Notable Jersey Changes
1925: For their inaugural jersey, the Boston Bruins enter their first season featuring brown as the primary color, with two yellow stripes on both sleeves and one across the shirttail. This jersey only lasts one season.
1926: Gold and brown stripes decorate the sleeves and lower half of the jersey. This jersey is worn during the Bruins’ first Stanley Cup victory in 1929.
1932: Maintaining the gold and brown stripe pattern, the team ditches their bear logo for a brown block-style “B” on the white jersey.
1936: The primary team colors change from gold and brown to gold and black. The “B” in the center of the jersey gets moved to the sleeves and is replaced by the players’ numbers.
1939: The stripe pattern along the sleeves and tail of the jersey undergoes a minor change, as does the shoulder yoke. Gold stripes are also added to the black pants, and the socks are modified into a pattern that will last about three decades.
1942: The team introduces a gold jersey that is worn for select games. The block-style numbers in the center of the jersey are swapped out for the script “Bruins.” The traditional stripe patterns are removed, leaving only the black shoulder yoke and a line across the shirttail.
1949: The gold jerseys are retired, and the team introduces the spoked “B” logo to commemorate their 25th anniversary. The gold and black stripes reappear.
1950: The Bruins introduce a new black jersey. This jersey features a block-style “B” in gold with a white outline, as well as gold shoulder yokes. The tail stripes also change to two gold stripes, with black space in between.
1951: The “B” in the center of the spoked logo becomes a block letter – this style of the logo will stick around in some form through the present day. Additional stripes are added to the pattern on the ends of the sleeves.
1956: The team introduces a gold jersey during the 1955 season which becomes the team’s new home attire.
1957: The shoulder yoke returns to gold and a black stripe is added underneath the collar. The black alternate jersey is also eliminated from the team’s jersey selection.
1961: The sleeve stripe patterns become thinner. The black jersey is brought back to life, this time with a more stylish touch.
1968: The Bruins utilize the black jersey as their primary uniform, featuring gold and white striping patterns on the sleeves and trim. The sweater also features lace on the collar, which only lasts for one season. A white stripe is added along the sides of players’ pants.
1976: The shoulder yokes are removed in the 1974 season. The neck changes to a V-neck and the lace is eliminated. A bear’s head is used as the team’s new secondary logo and appears on both shoulders.
1996: To coincide with the opening of their new stadium, the team introduces brand new jerseys. The bear head logo and players’ numbers are also featured on the upper part of both sleeves. The spoked “B” logo in the center of the jersey receives a minor modification.

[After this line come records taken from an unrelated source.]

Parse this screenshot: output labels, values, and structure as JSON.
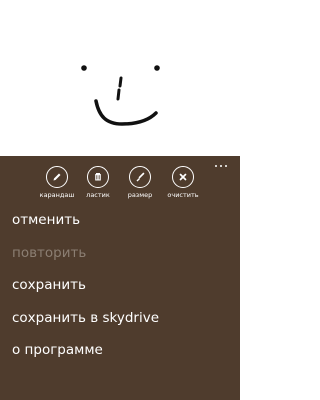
{
  "canvas": {
    "drawing": "smiley-face-drawing"
  },
  "appbar": {
    "background": "#4f3c2d",
    "buttons": [
      {
        "label": "карандаш",
        "icon": "pencil-icon"
      },
      {
        "label": "ластик",
        "icon": "eraser-icon"
      },
      {
        "label": "размер",
        "icon": "brush-size-icon"
      },
      {
        "label": "очистить",
        "icon": "clear-icon"
      }
    ],
    "more_icon": "ellipsis-icon"
  },
  "menu": {
    "items": [
      {
        "label": "отменить",
        "enabled": true
      },
      {
        "label": "повторить",
        "enabled": false
      },
      {
        "label": "сохранить",
        "enabled": true
      },
      {
        "label": "сохранить в skydrive",
        "enabled": true
      },
      {
        "label": "о программе",
        "enabled": true
      }
    ],
    "disabled_color": "#8b7e72"
  }
}
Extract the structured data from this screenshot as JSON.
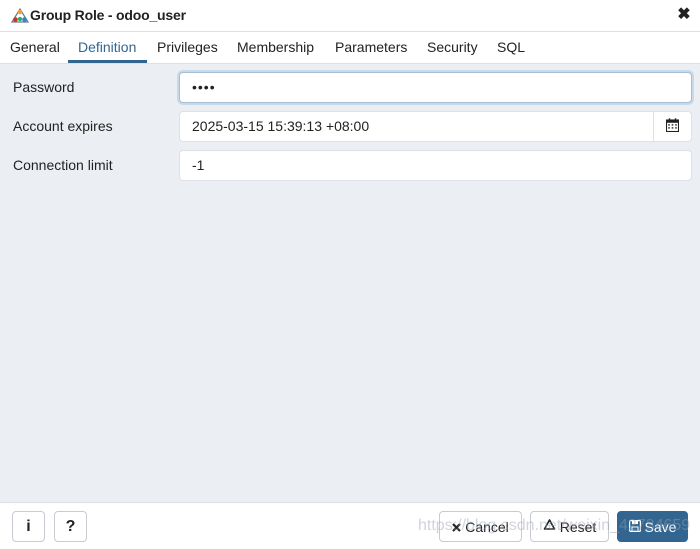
{
  "dialog": {
    "title": "Group Role - odoo_user",
    "close_glyph": "✖"
  },
  "tabs": [
    {
      "label": "General",
      "active": false
    },
    {
      "label": "Definition",
      "active": true
    },
    {
      "label": "Privileges",
      "active": false
    },
    {
      "label": "Membership",
      "active": false
    },
    {
      "label": "Parameters",
      "active": false
    },
    {
      "label": "Security",
      "active": false
    },
    {
      "label": "SQL",
      "active": false
    }
  ],
  "form": {
    "password": {
      "label": "Password",
      "value": "••••"
    },
    "account_expires": {
      "label": "Account expires",
      "value": "2025-03-15 15:39:13 +08:00"
    },
    "connection_limit": {
      "label": "Connection limit",
      "value": "-1"
    }
  },
  "footer": {
    "info_label": "i",
    "help_label": "?",
    "cancel_label": "Cancel",
    "reset_label": "Reset",
    "save_label": "Save"
  },
  "watermark": "https://blog.csdn.net/weixin_42734659",
  "colors": {
    "accent": "#326690",
    "background": "#ebeef3",
    "border": "#dde0e6"
  }
}
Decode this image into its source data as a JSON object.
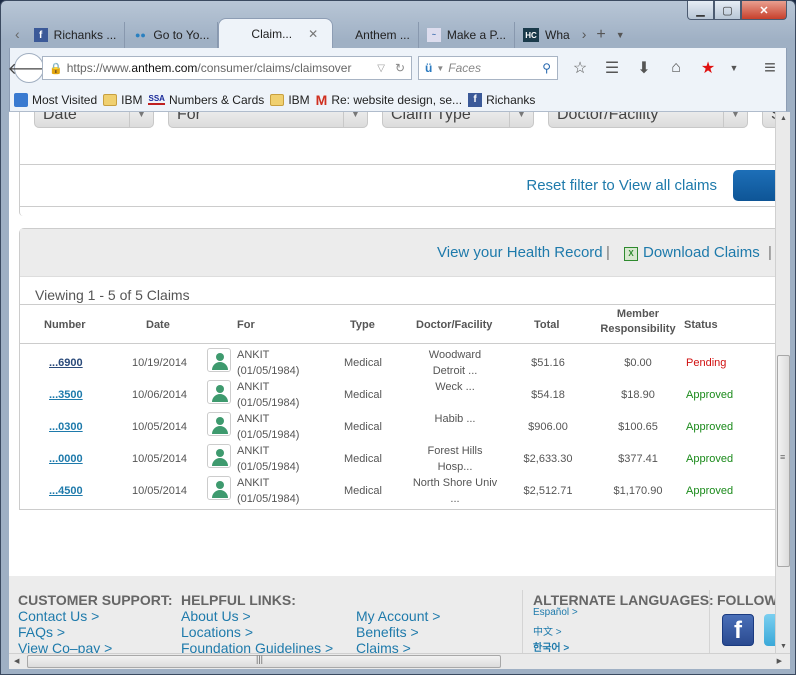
{
  "browser": {
    "tabs": [
      {
        "label": "Richanks ...",
        "icon": "facebook-icon"
      },
      {
        "label": "Go to Yo...",
        "icon": "go-icon"
      },
      {
        "label": "Claim...",
        "icon": "",
        "active": true
      },
      {
        "label": "Anthem ...",
        "icon": ""
      },
      {
        "label": "Make a P...",
        "icon": "make-payment-icon"
      },
      {
        "label": "Wha",
        "icon": "hc-icon"
      }
    ],
    "url_prefix": "https://www.",
    "url_domain": "anthem.com",
    "url_path": "/consumer/claims/claimsover",
    "search_placeholder": "Faces",
    "bookmarks": [
      {
        "label": "Most Visited",
        "icon": "most-visited-icon"
      },
      {
        "label": "IBM",
        "icon": "folder-icon"
      },
      {
        "label": "Numbers & Cards",
        "icon": "ssa-icon"
      },
      {
        "label": "IBM",
        "icon": "folder-icon"
      },
      {
        "label": "Re: website design, se...",
        "icon": "gmail-icon"
      },
      {
        "label": "Richanks",
        "icon": "facebook-icon"
      }
    ],
    "hc_label": "HC",
    "ssa_label": "SSA"
  },
  "filters": {
    "date": "Date",
    "for": "For",
    "claim_type": "Claim Type",
    "doctor": "Doctor/Facility",
    "status": "S",
    "reset_link": "Reset filter to View all claims"
  },
  "claims": {
    "health_record_link": "View your Health Record",
    "download_link": "Download Claims",
    "viewing_text": "Viewing 1 - 5 of 5 Claims",
    "columns": [
      "Number",
      "Date",
      "For",
      "Type",
      "Doctor/Facility",
      "Total",
      "Member",
      "Responsibility",
      "Status"
    ],
    "rows": [
      {
        "number": "...6900",
        "date": "10/19/2014",
        "name": "ANKIT",
        "dob": "(01/05/1984)",
        "type": "Medical",
        "doctor1": "Woodward",
        "doctor2": "Detroit ...",
        "total": "$51.16",
        "member": "$0.00",
        "status": "Pending"
      },
      {
        "number": "...3500",
        "date": "10/06/2014",
        "name": "ANKIT",
        "dob": "(01/05/1984)",
        "type": "Medical",
        "doctor1": "Weck ...",
        "doctor2": "",
        "total": "$54.18",
        "member": "$18.90",
        "status": "Approved"
      },
      {
        "number": "...0300",
        "date": "10/05/2014",
        "name": "ANKIT",
        "dob": "(01/05/1984)",
        "type": "Medical",
        "doctor1": "Habib ...",
        "doctor2": "",
        "total": "$906.00",
        "member": "$100.65",
        "status": "Approved"
      },
      {
        "number": "...0000",
        "date": "10/05/2014",
        "name": "ANKIT",
        "dob": "(01/05/1984)",
        "type": "Medical",
        "doctor1": "Forest Hills",
        "doctor2": "Hosp...",
        "total": "$2,633.30",
        "member": "$377.41",
        "status": "Approved"
      },
      {
        "number": "...4500",
        "date": "10/05/2014",
        "name": "ANKIT",
        "dob": "(01/05/1984)",
        "type": "Medical",
        "doctor1": "North Shore Univ",
        "doctor2": "...",
        "total": "$2,512.71",
        "member": "$1,170.90",
        "status": "Approved"
      }
    ]
  },
  "footer": {
    "support_heading": "CUSTOMER SUPPORT:",
    "support_links": [
      "Contact Us >",
      "FAQs >",
      "View Co–pay >"
    ],
    "helpful_heading": "HELPFUL LINKS:",
    "helpful_links_1": [
      "About Us >",
      "Locations >",
      "Foundation Guidelines >"
    ],
    "helpful_links_2": [
      "My Account >",
      "Benefits >",
      "Claims >"
    ],
    "languages_heading": "ALTERNATE LANGUAGES:",
    "languages": [
      "Español >",
      "中文 >",
      "한국어 >"
    ],
    "follow_heading": "FOLLOW",
    "facebook_glyph": "f"
  },
  "colors": {
    "link": "#1e7aab",
    "pending": "#d01010",
    "approved": "#1a8a1a"
  }
}
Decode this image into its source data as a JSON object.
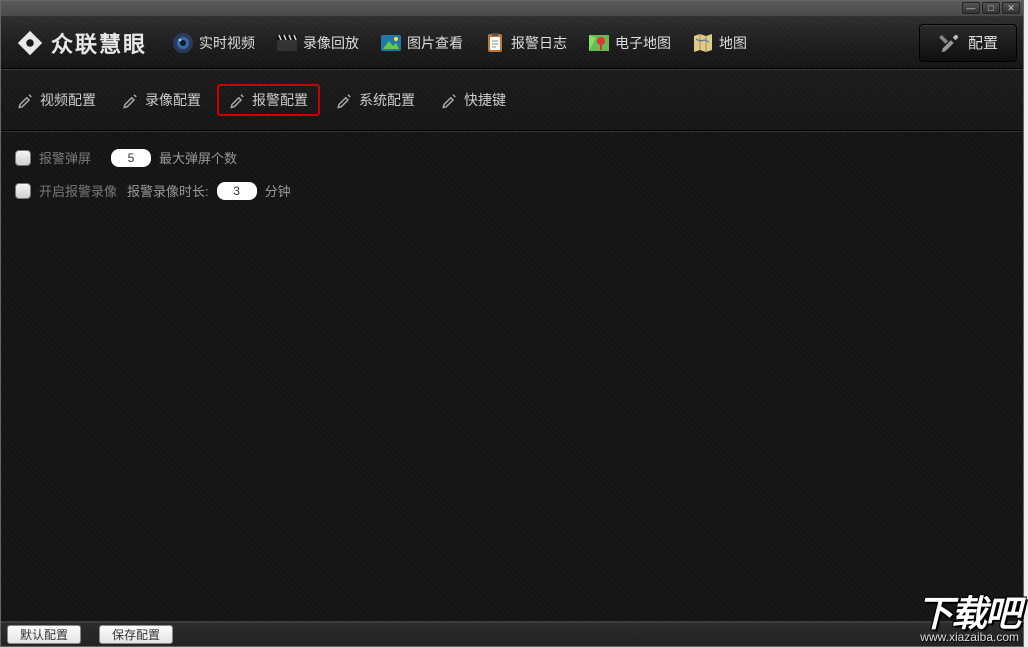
{
  "brand": "众联慧眼",
  "window": {
    "min": "—",
    "max": "□",
    "close": "✕"
  },
  "nav": {
    "items": [
      {
        "label": "实时视频"
      },
      {
        "label": "录像回放"
      },
      {
        "label": "图片查看"
      },
      {
        "label": "报警日志"
      },
      {
        "label": "电子地图"
      },
      {
        "label": "地图"
      }
    ],
    "settings": "配置"
  },
  "subnav": {
    "items": [
      {
        "label": "视频配置"
      },
      {
        "label": "录像配置"
      },
      {
        "label": "报警配置"
      },
      {
        "label": "系统配置"
      },
      {
        "label": "快捷键"
      }
    ],
    "selected": 2
  },
  "form": {
    "alarm_popup_label": "报警弹屏",
    "max_popup_value": "5",
    "max_popup_suffix": "最大弹屏个数",
    "enable_record_label": "开启报警录像",
    "record_dur_prefix": "报警录像时长:",
    "record_dur_value": "3",
    "record_dur_suffix": "分钟"
  },
  "footer": {
    "default": "默认配置",
    "save": "保存配置"
  },
  "watermark": {
    "text": "下载吧",
    "url": "www.xiazaiba.com"
  }
}
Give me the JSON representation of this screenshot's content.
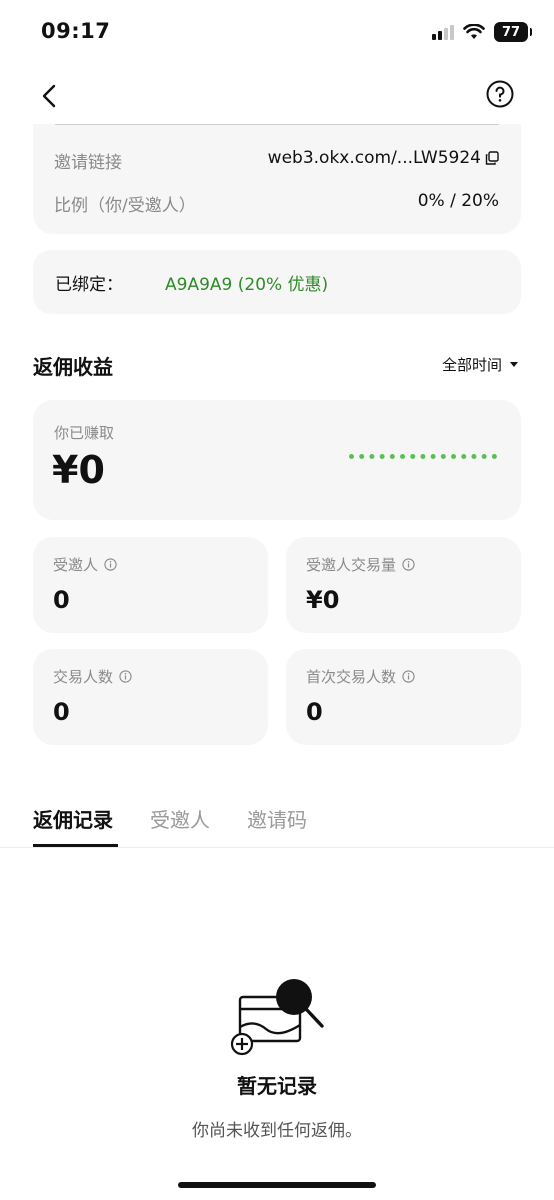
{
  "status_bar": {
    "time": "09:17",
    "battery": "77"
  },
  "invite": {
    "link_label": "邀请链接",
    "link_value": "web3.okx.com/...LW5924",
    "ratio_label": "比例（你/受邀人）",
    "ratio_value": "0% / 20%"
  },
  "bound": {
    "label": "已绑定：",
    "code": "A9A9A9 (20% 优惠)"
  },
  "rebate": {
    "title": "返佣收益",
    "filter": "全部时间",
    "earned_label": "你已赚取",
    "earned_value": "¥0",
    "stats": [
      {
        "label": "受邀人",
        "value": "0"
      },
      {
        "label": "受邀人交易量",
        "value": "¥0"
      },
      {
        "label": "交易人数",
        "value": "0"
      },
      {
        "label": "首次交易人数",
        "value": "0"
      }
    ]
  },
  "tabs": [
    {
      "label": "返佣记录",
      "active": true
    },
    {
      "label": "受邀人",
      "active": false
    },
    {
      "label": "邀请码",
      "active": false
    }
  ],
  "empty": {
    "title": "暂无记录",
    "description": "你尚未收到任何返佣。"
  },
  "colors": {
    "accent_green": "#2f8a2a",
    "chart_green": "#5cbf55",
    "card_bg": "#f6f6f6"
  }
}
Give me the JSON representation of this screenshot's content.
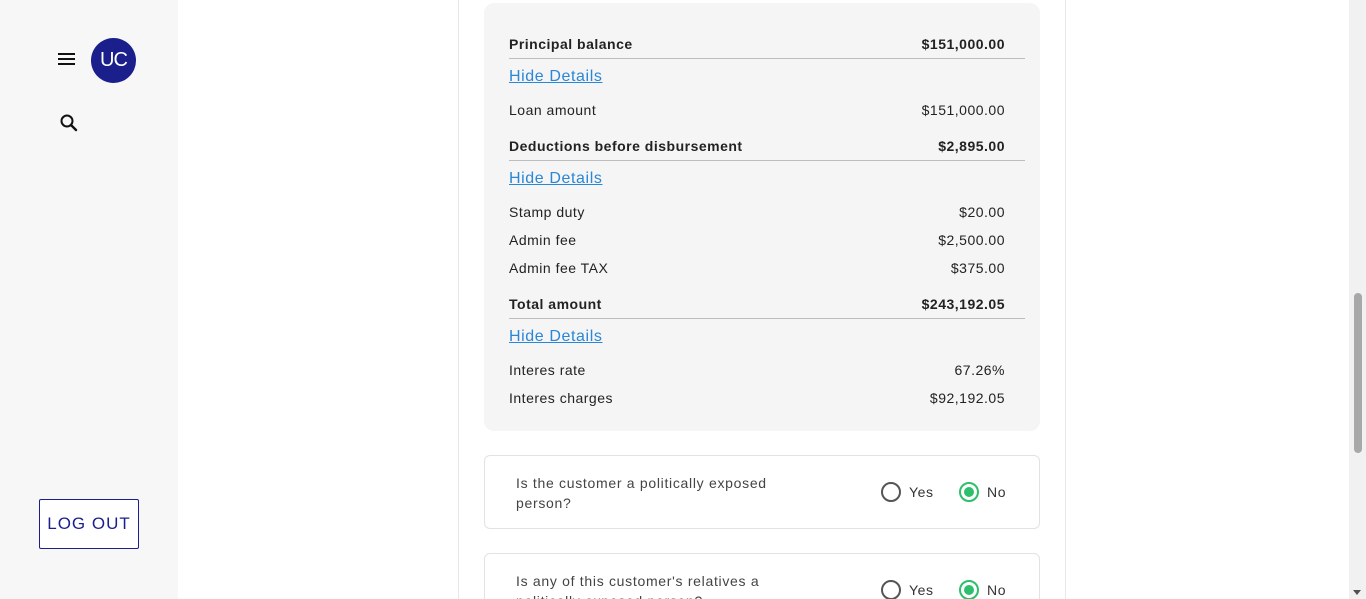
{
  "sidebar": {
    "avatar_initials": "UC",
    "menu_icon": "hamburger-menu-icon",
    "search_icon": "search-icon",
    "logout_label": "LOG OUT"
  },
  "summary": {
    "principal": {
      "label": "Principal balance",
      "value": "$151,000.00",
      "toggle": "Hide Details",
      "items": [
        {
          "label": "Loan amount",
          "value": "$151,000.00"
        }
      ]
    },
    "deductions": {
      "label": "Deductions before disbursement",
      "value": "$2,895.00",
      "toggle": "Hide Details",
      "items": [
        {
          "label": "Stamp duty",
          "value": "$20.00"
        },
        {
          "label": "Admin fee",
          "value": "$2,500.00"
        },
        {
          "label": "Admin fee TAX",
          "value": "$375.00"
        }
      ]
    },
    "total": {
      "label": "Total amount",
      "value": "$243,192.05",
      "toggle": "Hide Details",
      "items": [
        {
          "label": "Interes rate",
          "value": "67.26%"
        },
        {
          "label": "Interes charges",
          "value": "$92,192.05"
        }
      ]
    }
  },
  "questions": [
    {
      "text": "Is the customer a politically exposed person?",
      "yes_label": "Yes",
      "no_label": "No",
      "selected": "No"
    },
    {
      "text": "Is any of this customer's relatives a politically exposed person?",
      "yes_label": "Yes",
      "no_label": "No",
      "selected": "No"
    }
  ],
  "colors": {
    "brand": "#1a1f8c",
    "link": "#2a86d6",
    "radio_selected": "#2dbf6c"
  }
}
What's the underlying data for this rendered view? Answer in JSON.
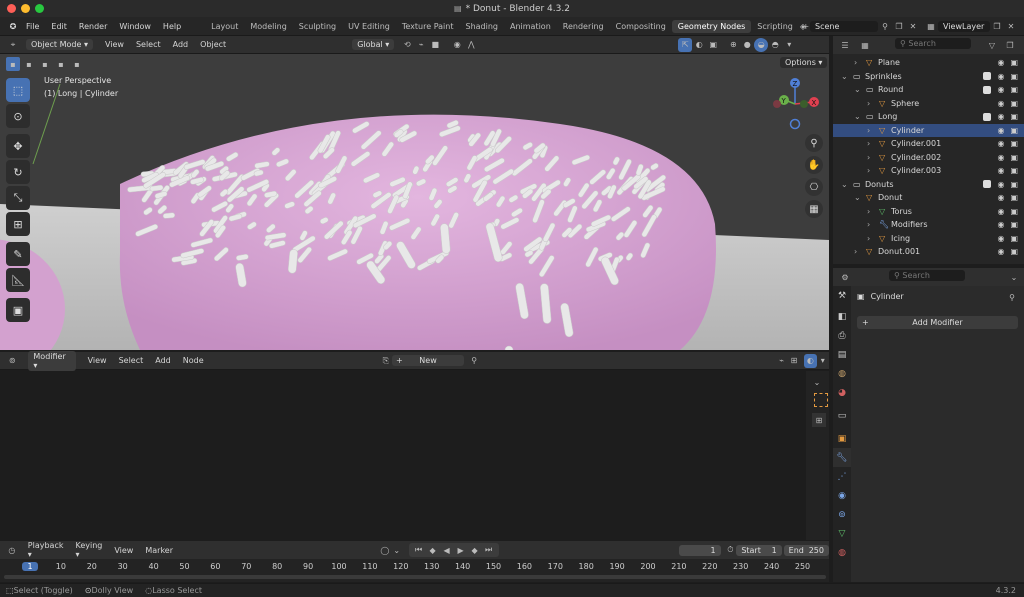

2007: The Bruins redesign their jerseys after the league switches over to the new Reebok Edge jersey system. For the first time in the team’s history, the spoked “B” logo has serifs and a new alternative bear logo is adopted on the shoulders. Aside from two alternative jersey combinations, the team’s look remains the same through present day.
Heading down to The Garden? Be sure to support the #BruinsNation with the latest black and gold gear! Look no further than Fanatics – the place to shop for all the top Boston Bruins essentials.